### Task description
Examine the entries and show every line in which the word "식단관리" is found.

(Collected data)
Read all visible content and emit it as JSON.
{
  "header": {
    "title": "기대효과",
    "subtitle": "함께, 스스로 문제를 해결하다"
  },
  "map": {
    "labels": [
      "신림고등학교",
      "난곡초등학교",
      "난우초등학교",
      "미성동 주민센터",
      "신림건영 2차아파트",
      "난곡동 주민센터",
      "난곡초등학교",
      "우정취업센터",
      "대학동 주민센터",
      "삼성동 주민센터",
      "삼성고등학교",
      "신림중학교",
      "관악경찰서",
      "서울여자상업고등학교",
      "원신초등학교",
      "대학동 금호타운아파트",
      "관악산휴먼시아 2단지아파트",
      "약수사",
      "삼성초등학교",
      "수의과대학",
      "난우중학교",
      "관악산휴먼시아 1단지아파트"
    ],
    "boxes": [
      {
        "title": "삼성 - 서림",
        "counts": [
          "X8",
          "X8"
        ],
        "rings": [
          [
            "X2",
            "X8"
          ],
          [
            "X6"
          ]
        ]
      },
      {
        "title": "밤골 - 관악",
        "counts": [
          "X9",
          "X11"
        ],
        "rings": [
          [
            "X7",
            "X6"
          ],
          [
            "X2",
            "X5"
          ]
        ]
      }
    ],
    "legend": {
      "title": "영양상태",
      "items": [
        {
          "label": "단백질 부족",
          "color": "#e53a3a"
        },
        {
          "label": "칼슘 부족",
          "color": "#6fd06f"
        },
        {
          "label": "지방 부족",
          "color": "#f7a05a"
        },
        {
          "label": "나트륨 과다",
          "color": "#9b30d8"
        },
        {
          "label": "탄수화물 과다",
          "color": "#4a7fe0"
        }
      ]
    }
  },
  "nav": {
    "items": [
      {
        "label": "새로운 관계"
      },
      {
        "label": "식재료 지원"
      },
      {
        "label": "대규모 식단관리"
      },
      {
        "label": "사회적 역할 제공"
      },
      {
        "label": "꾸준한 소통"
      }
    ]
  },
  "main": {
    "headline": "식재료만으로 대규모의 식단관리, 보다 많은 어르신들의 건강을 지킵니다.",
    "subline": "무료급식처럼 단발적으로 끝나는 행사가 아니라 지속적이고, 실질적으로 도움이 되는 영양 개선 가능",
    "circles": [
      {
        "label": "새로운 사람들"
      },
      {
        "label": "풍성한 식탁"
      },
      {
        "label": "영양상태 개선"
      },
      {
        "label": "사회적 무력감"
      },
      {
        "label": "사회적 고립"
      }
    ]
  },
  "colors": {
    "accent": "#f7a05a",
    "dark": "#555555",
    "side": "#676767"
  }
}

### Answer below
        "label": "대규모 식단관리"
    "headline": "식재료만으로 대규모의 식단관리, 보다 많은 어르신들의 건강을 지킵니다.",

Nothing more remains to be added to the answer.